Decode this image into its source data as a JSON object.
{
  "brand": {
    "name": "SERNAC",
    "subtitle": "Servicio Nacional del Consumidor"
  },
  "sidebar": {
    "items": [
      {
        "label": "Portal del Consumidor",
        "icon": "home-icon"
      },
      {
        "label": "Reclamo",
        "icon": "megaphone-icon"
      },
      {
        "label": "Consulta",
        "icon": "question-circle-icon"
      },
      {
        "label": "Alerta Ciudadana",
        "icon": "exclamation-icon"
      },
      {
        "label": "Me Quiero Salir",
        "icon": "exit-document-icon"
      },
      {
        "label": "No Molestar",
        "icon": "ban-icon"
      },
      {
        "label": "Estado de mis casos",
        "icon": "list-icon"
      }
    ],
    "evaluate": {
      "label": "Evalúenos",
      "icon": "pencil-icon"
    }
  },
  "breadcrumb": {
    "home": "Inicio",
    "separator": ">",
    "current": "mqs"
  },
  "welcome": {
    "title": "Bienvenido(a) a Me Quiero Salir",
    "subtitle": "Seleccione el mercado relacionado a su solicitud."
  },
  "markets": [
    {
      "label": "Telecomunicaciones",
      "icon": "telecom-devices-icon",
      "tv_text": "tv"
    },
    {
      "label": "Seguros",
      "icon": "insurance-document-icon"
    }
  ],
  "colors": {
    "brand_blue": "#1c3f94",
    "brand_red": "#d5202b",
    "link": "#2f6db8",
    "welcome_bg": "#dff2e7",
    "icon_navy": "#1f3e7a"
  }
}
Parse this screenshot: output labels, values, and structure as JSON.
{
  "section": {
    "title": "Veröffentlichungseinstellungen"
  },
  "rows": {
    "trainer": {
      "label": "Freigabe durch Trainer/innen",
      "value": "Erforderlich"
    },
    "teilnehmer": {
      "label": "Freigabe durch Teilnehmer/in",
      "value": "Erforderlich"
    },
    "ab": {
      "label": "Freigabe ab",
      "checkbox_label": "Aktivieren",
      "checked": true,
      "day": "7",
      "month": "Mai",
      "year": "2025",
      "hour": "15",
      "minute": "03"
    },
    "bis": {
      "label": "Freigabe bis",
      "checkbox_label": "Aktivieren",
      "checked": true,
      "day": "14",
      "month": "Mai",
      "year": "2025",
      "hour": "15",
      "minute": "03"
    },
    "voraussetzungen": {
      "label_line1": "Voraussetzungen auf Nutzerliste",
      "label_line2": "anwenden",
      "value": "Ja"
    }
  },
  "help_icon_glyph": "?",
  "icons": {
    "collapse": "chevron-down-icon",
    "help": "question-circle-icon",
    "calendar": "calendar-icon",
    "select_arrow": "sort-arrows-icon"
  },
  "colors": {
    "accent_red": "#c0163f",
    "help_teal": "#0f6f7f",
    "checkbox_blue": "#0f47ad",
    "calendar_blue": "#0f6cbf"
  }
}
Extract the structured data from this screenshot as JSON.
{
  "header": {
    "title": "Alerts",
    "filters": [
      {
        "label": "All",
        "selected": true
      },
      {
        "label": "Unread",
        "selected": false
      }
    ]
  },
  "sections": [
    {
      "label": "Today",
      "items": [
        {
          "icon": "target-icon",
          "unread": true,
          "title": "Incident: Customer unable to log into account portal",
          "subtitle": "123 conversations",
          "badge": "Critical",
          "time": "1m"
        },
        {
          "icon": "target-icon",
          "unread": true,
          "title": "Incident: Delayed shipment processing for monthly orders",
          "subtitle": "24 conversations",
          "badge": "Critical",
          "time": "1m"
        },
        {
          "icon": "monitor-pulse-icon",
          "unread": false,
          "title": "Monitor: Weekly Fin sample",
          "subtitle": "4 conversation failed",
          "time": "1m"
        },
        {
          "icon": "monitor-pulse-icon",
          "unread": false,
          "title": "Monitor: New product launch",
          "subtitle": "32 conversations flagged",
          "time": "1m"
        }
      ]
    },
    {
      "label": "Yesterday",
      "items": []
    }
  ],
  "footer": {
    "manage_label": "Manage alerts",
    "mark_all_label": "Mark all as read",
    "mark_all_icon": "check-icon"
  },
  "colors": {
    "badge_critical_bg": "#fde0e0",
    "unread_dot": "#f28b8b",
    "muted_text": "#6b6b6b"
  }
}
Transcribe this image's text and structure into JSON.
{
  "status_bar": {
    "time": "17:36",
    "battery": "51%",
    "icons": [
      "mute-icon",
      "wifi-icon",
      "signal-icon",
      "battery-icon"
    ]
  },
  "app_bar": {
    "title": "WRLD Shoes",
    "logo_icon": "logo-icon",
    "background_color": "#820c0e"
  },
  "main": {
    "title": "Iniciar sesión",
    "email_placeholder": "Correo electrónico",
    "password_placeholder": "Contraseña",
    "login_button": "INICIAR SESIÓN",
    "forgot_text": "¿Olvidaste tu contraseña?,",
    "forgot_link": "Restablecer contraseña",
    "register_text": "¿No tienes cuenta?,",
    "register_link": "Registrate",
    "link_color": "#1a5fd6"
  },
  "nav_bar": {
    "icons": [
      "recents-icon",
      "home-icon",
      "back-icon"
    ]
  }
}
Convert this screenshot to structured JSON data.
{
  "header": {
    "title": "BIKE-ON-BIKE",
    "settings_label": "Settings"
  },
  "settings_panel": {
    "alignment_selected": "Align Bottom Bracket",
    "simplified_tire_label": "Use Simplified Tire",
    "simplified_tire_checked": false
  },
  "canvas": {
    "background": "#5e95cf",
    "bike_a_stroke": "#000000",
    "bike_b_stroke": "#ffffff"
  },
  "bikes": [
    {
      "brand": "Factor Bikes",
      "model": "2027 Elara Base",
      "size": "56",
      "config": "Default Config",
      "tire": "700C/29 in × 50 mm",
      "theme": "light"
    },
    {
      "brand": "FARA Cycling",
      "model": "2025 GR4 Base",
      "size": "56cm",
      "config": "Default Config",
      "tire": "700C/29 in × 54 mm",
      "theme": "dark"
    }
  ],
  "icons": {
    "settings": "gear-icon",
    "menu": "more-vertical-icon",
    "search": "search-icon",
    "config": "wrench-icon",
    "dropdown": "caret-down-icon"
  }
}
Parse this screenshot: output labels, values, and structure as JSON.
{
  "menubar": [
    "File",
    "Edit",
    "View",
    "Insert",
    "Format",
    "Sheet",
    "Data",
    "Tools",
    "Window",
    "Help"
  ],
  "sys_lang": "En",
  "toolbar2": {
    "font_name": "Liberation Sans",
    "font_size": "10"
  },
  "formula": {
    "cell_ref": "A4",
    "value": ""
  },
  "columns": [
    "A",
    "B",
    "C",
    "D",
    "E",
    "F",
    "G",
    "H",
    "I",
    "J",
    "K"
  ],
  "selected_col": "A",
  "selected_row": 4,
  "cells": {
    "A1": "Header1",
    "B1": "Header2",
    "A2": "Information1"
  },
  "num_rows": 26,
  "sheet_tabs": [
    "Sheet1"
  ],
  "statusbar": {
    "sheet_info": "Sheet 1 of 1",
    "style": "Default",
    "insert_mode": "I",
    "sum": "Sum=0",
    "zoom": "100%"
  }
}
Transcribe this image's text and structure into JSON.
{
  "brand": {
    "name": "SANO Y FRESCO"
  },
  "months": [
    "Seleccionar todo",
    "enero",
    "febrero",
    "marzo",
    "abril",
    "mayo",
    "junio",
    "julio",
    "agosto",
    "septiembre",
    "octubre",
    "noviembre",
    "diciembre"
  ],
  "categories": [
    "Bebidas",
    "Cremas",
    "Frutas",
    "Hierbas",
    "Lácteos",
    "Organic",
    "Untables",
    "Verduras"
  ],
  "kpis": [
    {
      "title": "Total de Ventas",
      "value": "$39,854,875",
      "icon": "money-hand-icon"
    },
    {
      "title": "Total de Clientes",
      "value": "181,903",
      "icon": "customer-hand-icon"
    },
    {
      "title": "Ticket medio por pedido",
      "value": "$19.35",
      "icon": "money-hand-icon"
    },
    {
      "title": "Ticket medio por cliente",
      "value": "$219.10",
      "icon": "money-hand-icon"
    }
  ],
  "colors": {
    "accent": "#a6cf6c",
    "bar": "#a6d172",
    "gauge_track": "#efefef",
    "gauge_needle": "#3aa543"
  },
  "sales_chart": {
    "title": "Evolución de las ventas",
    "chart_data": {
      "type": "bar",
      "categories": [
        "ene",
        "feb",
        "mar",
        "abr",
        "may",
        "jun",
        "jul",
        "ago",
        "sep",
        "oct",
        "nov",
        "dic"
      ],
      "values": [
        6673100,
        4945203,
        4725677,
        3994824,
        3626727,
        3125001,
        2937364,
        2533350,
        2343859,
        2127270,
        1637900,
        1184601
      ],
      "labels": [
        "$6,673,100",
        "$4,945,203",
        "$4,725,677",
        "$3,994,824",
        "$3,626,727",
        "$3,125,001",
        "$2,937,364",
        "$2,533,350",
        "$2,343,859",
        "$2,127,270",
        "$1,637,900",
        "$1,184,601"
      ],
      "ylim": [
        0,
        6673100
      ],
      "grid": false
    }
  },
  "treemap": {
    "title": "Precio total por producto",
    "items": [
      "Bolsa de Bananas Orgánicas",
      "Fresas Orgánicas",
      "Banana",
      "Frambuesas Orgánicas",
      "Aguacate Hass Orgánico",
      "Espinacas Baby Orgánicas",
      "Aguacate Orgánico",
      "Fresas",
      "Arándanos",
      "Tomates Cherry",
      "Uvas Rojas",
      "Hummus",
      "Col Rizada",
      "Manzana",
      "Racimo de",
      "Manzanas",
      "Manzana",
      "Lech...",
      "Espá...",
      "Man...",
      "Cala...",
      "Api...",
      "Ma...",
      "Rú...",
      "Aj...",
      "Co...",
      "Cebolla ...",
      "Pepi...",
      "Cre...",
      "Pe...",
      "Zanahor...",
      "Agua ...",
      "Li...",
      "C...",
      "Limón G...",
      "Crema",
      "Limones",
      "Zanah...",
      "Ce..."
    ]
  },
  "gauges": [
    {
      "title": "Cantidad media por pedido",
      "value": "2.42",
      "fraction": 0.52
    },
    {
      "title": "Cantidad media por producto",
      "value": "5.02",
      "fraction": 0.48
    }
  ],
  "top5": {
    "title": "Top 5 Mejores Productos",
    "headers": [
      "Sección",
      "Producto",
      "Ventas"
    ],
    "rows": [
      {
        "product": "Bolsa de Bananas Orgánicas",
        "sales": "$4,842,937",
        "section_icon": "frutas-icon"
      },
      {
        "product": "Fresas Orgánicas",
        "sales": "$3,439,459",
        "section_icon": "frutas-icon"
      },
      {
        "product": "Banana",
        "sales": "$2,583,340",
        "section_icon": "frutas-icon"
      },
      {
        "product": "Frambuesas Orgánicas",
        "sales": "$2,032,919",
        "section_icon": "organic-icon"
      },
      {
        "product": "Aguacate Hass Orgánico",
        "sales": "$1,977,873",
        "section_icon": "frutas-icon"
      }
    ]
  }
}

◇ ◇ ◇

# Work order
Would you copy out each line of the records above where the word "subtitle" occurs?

# Your solution
    "subtitle": "Servicio Nacional del Consumidor"
    "subtitle": "Seleccione el mercado relacionado a su solicitud."
          "subtitle": "123 conversations",
          "subtitle": "24 conversations",
          "subtitle": "4 conversation failed",
          "subtitle": "32 conversations flagged",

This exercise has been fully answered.